  36. 36.
    Kim K, et al. Regorafenib in advanced hepatocellular carcinoma (HCC): considerations for treatment. Cancer Chemother Pharmacol. 2017;80(5):945–54.CrossRefGoogle Scholar
  37. 37.
    Ashrafi F, et al. Osteonecrosis of the jaws in patient received bisphosphonates and sunitinib separately: a case report. J Res Pharm Pract. 2017;6(3):182–5.CrossRefGoogle Scholar
  38. 38.
    Zimmerman MS, Ruckdeschel JC, Hussain M. Chemotherapy-induced interstitial pneumonitis during treatment of small cell anaplastic lung cancer. J Clin Oncol. 1984;2(5):396–405.CrossRefGoogle Scholar
  39. 39.
    Baena-Cañada JM, et al. Interaction between capecitabine and brivudin in a patient with breast cancer. Nat Rev Clin Oncol. 2010;7(1):55–8.CrossRefGoogle Scholar
  40. 40.
    Yin OQ, et al. Concurrent use of proton pump inhibitors or H2 blockers did not adversely affect nilotinib efficacy in patients with chronic myeloid leukemia. Cancer Chemother Pharmacol. 2012;70(2):345–50.CrossRefGoogle Scholar
  41. 41.
    Severino G, et al. Adverse reactions during imatinib and lansoprazole treatment in gastrointestinal stromal tumors.
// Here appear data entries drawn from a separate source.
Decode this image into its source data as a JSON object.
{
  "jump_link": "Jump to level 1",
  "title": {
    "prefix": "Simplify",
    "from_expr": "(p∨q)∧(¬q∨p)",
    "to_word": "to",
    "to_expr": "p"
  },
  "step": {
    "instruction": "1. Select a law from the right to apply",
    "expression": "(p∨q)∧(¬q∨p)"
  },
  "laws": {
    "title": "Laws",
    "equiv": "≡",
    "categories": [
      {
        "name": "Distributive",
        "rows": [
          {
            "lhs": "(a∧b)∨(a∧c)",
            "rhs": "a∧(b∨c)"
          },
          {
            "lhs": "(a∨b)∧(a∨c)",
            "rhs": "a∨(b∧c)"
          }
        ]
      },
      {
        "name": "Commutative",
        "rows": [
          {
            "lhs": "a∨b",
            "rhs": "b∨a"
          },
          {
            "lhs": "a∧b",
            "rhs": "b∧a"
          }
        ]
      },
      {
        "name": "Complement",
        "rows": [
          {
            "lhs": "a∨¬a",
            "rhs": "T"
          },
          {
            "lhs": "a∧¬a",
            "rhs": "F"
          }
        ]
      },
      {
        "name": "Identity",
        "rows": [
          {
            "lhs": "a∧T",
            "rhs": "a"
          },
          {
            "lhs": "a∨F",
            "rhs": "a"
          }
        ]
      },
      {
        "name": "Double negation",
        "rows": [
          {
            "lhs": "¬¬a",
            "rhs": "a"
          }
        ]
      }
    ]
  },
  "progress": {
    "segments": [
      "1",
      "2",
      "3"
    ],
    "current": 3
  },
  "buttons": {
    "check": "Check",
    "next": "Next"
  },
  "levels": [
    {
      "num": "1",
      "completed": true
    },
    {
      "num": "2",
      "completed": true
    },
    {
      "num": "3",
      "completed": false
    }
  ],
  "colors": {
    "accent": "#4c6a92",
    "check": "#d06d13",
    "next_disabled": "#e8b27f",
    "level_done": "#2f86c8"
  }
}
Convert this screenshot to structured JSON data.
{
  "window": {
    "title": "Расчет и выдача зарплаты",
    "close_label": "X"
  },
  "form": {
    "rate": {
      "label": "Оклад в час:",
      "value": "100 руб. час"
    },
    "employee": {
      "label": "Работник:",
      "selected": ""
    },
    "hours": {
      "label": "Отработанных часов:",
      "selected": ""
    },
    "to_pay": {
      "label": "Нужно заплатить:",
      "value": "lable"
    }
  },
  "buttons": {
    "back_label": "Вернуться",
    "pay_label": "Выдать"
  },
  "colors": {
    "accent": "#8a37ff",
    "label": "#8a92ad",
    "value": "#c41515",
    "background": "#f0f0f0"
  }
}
Ann Pharmacother. 2005;39(1):162–4.CrossRefGoogle Scholar
  42. 42.
    Segal EM, et al. Oral chemotherapy food and drug interactions: a comprehensive review of the literature. J Oncol Pract. 2014;10(4):e255–68.CrossRefGoogle Scholar
  43. 43.
    American Geriatrics Society 2015 updated beers criteria for potentially inappropriate medication use in older adults. J Am Geriatr Soc. 2015;63(11):2227–46.Google Scholar
  44. 44.
    O’Mahony D, et al. STOPP/START criteria for potentially inappropriate prescribing in older people: version 2. Age Ageing. 2015;44(2):213–8.CrossRefGoogle Scholar
  45. 45.
    Kruse V, et al. Sunitinib for metastatic renal cell cancer patients: observational study highlighting the risk of important drug-drug interactions. J Clin Pharm Ther. 2014;39(3):259–65.CrossRefGoogle Scholar
  46. 46.
    Lambert Kuhn E, et al. Adverse event potentially due to an interaction between ibrutinib and verapamil: a case report. J Clin Pharm Ther. 2016;41(1):104–5.CrossRefGoogle Scholar
  47. 47.
    Ozenne V, et al. Suspected interaction between sorafenib and HAART in an HIV-1 infected patient: a case report. Hepatogastroenterology. 2011;58(105):161–2.Google Scholar
  48. 48.
    Hashimoto S, et al. Fatal thromboembolism in acute promyelocytic leukemia during all-trans retinoic acid therapy combined with antifibrinolytic therapy for prophylaxis of hemorrhage. Leukemia. 1994;8(7):1113–5.Google Scholar

Copyright information

© Springer Nature Switzerland AG 2019

Authors and Affiliations

  1. 1.Department of Pharmacy AdministrationThe University of MississippiOxfordUSA
  2. 2.Department of Pharmaceutical Health Outcomes and PolicyUniversity of HoustonHoustonUSA
  3. 3.Department of Breast Medical OncologyThe University of Texas MD Anderson Cancer CenterHoustonUSA
  4. 4.Department of Health Services ResearchThe University of Texas MD Anderson Cancer CenterHoustonUSA
  5. 5.Division of Geriatric and Palliative Medicine, McGovern Medical SchoolThe University of Texas Health Science CenterHoustonUSA

Personalised recommendations